Every coin that has ever been issued under public authority since the invention of coinage is a historical document…. The Greek coin, then, enjoys the advantage of being at once the best thing of the kind Greek art could make and an official document withal. - G. F. Hill, Historical Greek Coins

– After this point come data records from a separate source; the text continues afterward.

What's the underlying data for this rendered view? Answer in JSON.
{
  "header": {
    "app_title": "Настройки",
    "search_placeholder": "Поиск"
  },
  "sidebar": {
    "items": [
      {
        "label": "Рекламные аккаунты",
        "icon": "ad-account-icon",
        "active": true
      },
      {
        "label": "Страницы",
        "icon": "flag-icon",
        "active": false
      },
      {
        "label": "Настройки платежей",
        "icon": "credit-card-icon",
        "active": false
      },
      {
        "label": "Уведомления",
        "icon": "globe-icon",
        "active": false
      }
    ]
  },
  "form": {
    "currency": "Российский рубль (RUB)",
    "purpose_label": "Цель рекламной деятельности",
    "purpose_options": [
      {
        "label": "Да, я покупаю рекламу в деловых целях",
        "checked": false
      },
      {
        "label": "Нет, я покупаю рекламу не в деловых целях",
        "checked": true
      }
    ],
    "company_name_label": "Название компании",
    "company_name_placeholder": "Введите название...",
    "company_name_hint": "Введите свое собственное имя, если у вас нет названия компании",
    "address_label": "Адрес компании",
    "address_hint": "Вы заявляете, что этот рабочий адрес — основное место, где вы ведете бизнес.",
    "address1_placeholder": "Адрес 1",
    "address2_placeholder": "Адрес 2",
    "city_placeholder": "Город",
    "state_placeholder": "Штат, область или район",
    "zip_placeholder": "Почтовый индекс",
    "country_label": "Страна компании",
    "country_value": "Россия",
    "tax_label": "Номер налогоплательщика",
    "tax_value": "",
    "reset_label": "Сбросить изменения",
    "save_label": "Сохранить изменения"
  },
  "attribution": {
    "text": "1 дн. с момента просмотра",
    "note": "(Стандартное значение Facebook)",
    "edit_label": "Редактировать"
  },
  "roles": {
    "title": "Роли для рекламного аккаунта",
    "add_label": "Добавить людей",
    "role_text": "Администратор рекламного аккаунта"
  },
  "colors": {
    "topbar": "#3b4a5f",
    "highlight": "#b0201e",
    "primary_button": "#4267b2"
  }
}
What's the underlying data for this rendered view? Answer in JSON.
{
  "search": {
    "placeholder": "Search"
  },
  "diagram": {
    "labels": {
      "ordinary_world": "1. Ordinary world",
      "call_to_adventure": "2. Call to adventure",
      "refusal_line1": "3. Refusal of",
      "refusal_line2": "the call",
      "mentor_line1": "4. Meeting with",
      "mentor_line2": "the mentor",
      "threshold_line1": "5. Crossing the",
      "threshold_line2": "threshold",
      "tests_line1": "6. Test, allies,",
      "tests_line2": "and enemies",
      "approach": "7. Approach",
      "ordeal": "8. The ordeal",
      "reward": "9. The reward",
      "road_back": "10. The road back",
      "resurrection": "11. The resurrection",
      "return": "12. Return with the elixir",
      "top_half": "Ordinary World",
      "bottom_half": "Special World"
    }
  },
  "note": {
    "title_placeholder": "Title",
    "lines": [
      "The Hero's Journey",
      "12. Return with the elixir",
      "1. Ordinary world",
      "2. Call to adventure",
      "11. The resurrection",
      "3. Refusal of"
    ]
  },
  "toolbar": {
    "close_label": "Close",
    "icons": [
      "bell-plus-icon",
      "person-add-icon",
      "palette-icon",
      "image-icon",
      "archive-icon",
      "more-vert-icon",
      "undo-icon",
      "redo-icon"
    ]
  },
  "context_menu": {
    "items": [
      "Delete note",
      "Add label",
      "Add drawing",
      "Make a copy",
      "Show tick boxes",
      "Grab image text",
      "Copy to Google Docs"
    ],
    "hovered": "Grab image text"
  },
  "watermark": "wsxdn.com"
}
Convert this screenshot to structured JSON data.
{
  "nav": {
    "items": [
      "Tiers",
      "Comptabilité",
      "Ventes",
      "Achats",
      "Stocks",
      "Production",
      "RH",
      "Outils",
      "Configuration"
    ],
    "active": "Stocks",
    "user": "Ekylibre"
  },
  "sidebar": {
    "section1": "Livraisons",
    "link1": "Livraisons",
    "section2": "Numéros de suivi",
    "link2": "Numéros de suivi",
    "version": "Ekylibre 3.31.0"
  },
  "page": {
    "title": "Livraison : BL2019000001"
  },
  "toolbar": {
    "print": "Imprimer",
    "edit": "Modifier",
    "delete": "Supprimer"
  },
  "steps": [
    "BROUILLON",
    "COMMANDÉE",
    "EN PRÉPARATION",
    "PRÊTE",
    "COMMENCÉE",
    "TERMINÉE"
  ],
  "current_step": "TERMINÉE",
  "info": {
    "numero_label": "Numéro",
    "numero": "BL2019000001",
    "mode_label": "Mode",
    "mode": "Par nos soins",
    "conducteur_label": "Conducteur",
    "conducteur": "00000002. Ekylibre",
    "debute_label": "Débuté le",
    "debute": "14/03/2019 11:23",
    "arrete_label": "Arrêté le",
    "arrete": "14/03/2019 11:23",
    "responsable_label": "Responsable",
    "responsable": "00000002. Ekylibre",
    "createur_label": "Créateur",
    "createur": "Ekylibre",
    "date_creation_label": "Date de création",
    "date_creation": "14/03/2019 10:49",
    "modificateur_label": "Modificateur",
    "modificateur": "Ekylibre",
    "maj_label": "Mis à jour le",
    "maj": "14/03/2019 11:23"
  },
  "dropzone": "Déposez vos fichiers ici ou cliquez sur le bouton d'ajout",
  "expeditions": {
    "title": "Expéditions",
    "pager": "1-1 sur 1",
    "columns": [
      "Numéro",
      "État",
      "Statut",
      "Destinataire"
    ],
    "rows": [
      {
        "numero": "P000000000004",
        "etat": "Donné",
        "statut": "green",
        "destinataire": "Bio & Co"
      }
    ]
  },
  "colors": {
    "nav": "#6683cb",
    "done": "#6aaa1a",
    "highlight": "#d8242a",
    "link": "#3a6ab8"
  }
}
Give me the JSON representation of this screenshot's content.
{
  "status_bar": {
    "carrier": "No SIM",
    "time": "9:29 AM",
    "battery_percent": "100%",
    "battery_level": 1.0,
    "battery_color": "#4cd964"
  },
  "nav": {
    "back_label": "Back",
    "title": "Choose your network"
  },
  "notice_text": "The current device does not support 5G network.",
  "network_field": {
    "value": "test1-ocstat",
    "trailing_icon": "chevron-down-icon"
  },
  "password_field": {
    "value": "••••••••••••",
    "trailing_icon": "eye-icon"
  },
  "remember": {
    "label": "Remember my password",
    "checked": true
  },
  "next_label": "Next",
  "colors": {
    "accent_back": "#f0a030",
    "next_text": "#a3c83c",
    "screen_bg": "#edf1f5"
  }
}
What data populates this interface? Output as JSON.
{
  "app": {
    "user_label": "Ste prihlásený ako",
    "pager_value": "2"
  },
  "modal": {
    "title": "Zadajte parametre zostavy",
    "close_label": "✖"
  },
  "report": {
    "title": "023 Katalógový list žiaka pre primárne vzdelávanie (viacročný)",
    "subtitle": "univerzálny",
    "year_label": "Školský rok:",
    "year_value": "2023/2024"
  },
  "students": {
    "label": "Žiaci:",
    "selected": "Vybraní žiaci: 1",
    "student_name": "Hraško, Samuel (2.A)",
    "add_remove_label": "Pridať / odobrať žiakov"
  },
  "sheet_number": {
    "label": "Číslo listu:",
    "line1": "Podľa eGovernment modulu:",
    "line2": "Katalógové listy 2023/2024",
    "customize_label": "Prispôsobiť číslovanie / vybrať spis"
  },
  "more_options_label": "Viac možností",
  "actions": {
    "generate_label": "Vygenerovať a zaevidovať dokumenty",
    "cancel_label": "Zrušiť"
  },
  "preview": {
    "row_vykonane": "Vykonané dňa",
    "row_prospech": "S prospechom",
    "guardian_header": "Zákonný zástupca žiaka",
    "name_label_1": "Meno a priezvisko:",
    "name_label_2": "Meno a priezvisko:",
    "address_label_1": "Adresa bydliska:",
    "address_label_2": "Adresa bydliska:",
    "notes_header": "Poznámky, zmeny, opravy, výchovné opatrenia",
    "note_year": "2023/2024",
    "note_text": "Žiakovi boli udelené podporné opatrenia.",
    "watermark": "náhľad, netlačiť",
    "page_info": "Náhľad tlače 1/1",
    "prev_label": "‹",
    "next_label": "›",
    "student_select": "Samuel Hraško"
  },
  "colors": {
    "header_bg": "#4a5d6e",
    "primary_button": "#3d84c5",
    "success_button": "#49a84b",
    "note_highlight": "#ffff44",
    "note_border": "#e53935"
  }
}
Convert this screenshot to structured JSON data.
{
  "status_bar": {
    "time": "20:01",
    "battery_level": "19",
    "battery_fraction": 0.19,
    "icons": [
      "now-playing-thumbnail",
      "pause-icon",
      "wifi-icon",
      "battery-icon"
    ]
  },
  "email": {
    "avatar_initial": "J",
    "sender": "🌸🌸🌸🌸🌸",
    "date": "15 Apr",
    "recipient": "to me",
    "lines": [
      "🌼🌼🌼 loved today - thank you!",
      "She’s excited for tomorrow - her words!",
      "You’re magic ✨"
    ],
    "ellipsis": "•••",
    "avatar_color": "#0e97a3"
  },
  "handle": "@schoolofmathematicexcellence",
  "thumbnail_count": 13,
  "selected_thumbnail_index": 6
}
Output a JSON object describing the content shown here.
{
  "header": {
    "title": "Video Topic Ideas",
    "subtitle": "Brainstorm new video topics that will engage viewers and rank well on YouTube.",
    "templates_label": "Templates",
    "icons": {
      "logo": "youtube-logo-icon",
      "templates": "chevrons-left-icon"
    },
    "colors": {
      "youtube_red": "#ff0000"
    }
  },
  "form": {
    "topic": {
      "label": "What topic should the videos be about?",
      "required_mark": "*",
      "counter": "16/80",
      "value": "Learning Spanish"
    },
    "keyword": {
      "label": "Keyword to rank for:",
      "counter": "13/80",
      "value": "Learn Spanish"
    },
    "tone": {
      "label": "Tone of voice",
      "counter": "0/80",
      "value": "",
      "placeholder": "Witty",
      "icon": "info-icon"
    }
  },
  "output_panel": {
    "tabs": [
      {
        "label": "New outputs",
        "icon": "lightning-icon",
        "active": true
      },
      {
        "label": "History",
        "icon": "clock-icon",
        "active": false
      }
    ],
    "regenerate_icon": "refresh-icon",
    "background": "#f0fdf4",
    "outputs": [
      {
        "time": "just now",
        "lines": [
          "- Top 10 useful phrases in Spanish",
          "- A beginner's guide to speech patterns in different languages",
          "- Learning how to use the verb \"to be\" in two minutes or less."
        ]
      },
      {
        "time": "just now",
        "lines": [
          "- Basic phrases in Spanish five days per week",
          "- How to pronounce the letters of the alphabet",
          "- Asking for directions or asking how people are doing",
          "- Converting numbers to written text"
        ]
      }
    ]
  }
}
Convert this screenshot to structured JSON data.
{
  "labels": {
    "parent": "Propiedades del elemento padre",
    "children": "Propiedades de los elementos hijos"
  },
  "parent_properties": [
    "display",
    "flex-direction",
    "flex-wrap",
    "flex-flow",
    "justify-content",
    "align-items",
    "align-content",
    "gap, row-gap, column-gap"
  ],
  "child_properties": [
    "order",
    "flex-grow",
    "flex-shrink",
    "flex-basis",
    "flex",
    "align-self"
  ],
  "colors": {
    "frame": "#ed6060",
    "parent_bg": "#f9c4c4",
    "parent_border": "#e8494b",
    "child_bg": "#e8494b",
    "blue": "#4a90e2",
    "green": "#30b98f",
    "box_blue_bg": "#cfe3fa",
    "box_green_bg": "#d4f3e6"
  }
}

The obverse of Damaretia above depicts a Quadriga driven by male charioteer in long dress who is being crowned by a flying Nike. In the exergue, a lion leaps to the right. The reverse has a female head facing left. She wears a laurel wreath and is surrounded by dolphins in a circular incuse. The coin is from Syracuse and bears the name of a queen, the wife of Gelon. Reputedly, the silver used to mint this coin was from the tribute paid by the Carthaginians. It is unknown what event the initial design commemorated; it could be a victory in athletic games or the military victory that brought in the tribute. What is clear is the popularity of the design. Although changes were made, e.g., the wreath was often replaced with a plain cord or fillet, the design was copied over the subsequent decades. The motif proved to be so popular that the engravers in Syracuse enjoyed a new status as artists. Another significant thing is that this 6th century BCE coin coincides with the appearance of the laurel in vase painting. That may represent the emergence of the cult of Apollo. Another possibility is that the artists were paying homage to Apollo who was considered a patron of the arts. In the Metropolitan Museum of Art in NYC are specimens attributed to Kimon and Euainetos. This is interesting because these are among the first attributions in the history of art. Although we do not know for sure, it is likely that the artists who carved the dies for coins also worked in other materials. Carved gems and similar small-scale work would have been a natural lateral move in skills and techniques. If so, these attributions must have been immensely valuable from an advertising point of view.